So Congressman Amash is incorrect in claiming that the two situations are economically identical. And to claim that keeping what is rightfully yours is akin to a subsidy is a suggestion that holds even more grave consequences.

As Matthew McCaffrey wrote in a 2015 article on titled No, Tax Breaks are Not Subsidies:

“Simply put, being permitted to keep your income is not the same as taking it from competitors. Exemptions and loopholes do not forcibly redistribute wealth; taxes and subsidies do, thereby benefiting some producers at the expense of others…. Tax breaks are beneficial to those who claim them, but they are not subsidies. Rather, exemptions and loopholes are life jackets in a sea of wealth redistribution. Mises said it perfectly: “capitalism breathes through those loopholes.” Sadly, his simple insight continues to elude most commentators.”

It would be completely backwards to suggest that there is no meaningful difference between owning a car that’s been justly acquired, and owning a car acquired via theft. Just because two people own the same car does not mean that their situations are comparable; economically or morally. Is letting me keep my car akin to another man stealing a car? Is keeping $1,000 of my own money akin to making $1,000 off of the backs of slaves? I venture to guess that Congressman Amash would say no.

Furthermore, to be envious of a man who is not being stolen from and suggest that the government should take his money if the rest of us are going to be stolen from, is quite the opposite of what libertarians should strive for. Libertarianism is not egalitarianism. Instead, we should all seek to be more like this man. We should want the government to steal less from us, instead of taking it out on the man who is allowed to rightfully keep what is his.

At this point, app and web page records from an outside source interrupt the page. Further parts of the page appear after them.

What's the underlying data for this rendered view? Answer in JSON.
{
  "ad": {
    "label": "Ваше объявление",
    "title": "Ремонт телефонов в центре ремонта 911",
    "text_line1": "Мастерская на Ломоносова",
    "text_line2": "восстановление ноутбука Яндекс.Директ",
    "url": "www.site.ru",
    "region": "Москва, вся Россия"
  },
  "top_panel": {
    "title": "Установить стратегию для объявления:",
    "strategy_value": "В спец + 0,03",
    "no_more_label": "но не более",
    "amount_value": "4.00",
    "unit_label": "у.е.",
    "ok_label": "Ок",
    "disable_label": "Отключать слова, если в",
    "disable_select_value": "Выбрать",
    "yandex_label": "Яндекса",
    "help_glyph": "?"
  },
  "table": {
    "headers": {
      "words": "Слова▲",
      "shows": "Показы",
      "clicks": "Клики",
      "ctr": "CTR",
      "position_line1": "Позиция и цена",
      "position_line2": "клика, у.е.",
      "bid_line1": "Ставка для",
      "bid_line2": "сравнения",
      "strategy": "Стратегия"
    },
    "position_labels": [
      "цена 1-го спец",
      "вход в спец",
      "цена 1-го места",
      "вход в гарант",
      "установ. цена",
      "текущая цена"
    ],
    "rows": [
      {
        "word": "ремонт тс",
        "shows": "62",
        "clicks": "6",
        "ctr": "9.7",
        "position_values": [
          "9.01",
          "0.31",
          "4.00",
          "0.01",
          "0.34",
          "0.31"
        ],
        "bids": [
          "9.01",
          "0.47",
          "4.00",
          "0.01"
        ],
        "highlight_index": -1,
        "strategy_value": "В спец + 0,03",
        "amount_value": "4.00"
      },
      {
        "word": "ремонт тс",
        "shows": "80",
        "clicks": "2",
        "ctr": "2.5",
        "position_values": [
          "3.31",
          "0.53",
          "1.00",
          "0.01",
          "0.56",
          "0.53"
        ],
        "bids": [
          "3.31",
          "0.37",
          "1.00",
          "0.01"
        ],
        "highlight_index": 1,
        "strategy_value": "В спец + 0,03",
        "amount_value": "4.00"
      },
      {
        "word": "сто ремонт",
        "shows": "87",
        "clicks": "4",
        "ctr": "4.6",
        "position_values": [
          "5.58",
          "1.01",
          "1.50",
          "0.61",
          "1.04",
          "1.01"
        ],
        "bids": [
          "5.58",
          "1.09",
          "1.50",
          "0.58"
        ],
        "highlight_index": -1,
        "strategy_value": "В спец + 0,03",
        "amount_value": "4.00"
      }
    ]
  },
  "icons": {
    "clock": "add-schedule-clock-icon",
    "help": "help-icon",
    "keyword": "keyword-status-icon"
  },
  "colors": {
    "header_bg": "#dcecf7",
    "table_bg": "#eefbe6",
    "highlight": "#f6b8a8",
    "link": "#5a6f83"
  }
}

In a conversation with my friend Jared last night, Congressman Amash alluded that if there is going to be a law, it should apply to us equally. This is a very dangerous precedent, and a principle that cannot be universalized. If the draft is the law, should women be included as well? If taxation is the law, should we raise taxes on the poor since many do not pay any at all? If one company receives subsidies, should every company receive subsidies?


If we take this thinking to its logical conclusions, state boundaries should be eradicated. Why should New Jersey have different laws than Texas? Why should Russia have different laws than Great Britain? Why should the US get to live more freely than Saudi Arabia?

If we were alive in the 1800s, we would seek to help any slave escape to freedom. If we apply Congressman Amash’s logic consistently, then freed slaves in the North should have been forced back into a life of servitude because it wasn’t fair to the other slaves that some escaped to freedom before them. But I don’t think he would ever argue that.

In addition to this, we must also ask, if a tax break for one is a subsidy, is a tax break for every citizen in the United States also a subsidy if China does not reduce taxes on its citizens? Should our government not lower our taxes until every country simultaneously lowers theirs? Because this is where Congressman Amash’s logic leads us.

In short, tax breaks are in no way comparable to subsidies. Keeping more of what is rightfully yours is the opposite of being given something that isn’t yours, and the economic incentives surrounding the two scenarios are vastly different. If a tax break for one is bad, then the US cannot reduce taxes for all of its citizens until every other country simultaneously lowers theirs. And if the law must apply equally, then all other unjust laws must apply equally, and state boundaries must be eradicated.

Congressman Amash referenced Hayek in a tweet to us last night. But it is the logic that he is employing here that will lead us down the road to serfdom.

Our goal as libertarians should be to seek the reduction of all taxes until they are wholly eliminated. Until then, I have no gripes with someone getting a theft break.

As Rothbard writes,

“The principle should be clear: to support all reductions in taxes, whether they be by lower rates or widening of exemption and deductions; and to oppose all rate increases or ex­emption decreases. In short, to seek in every instance to remove the blight of taxation as much as possible.”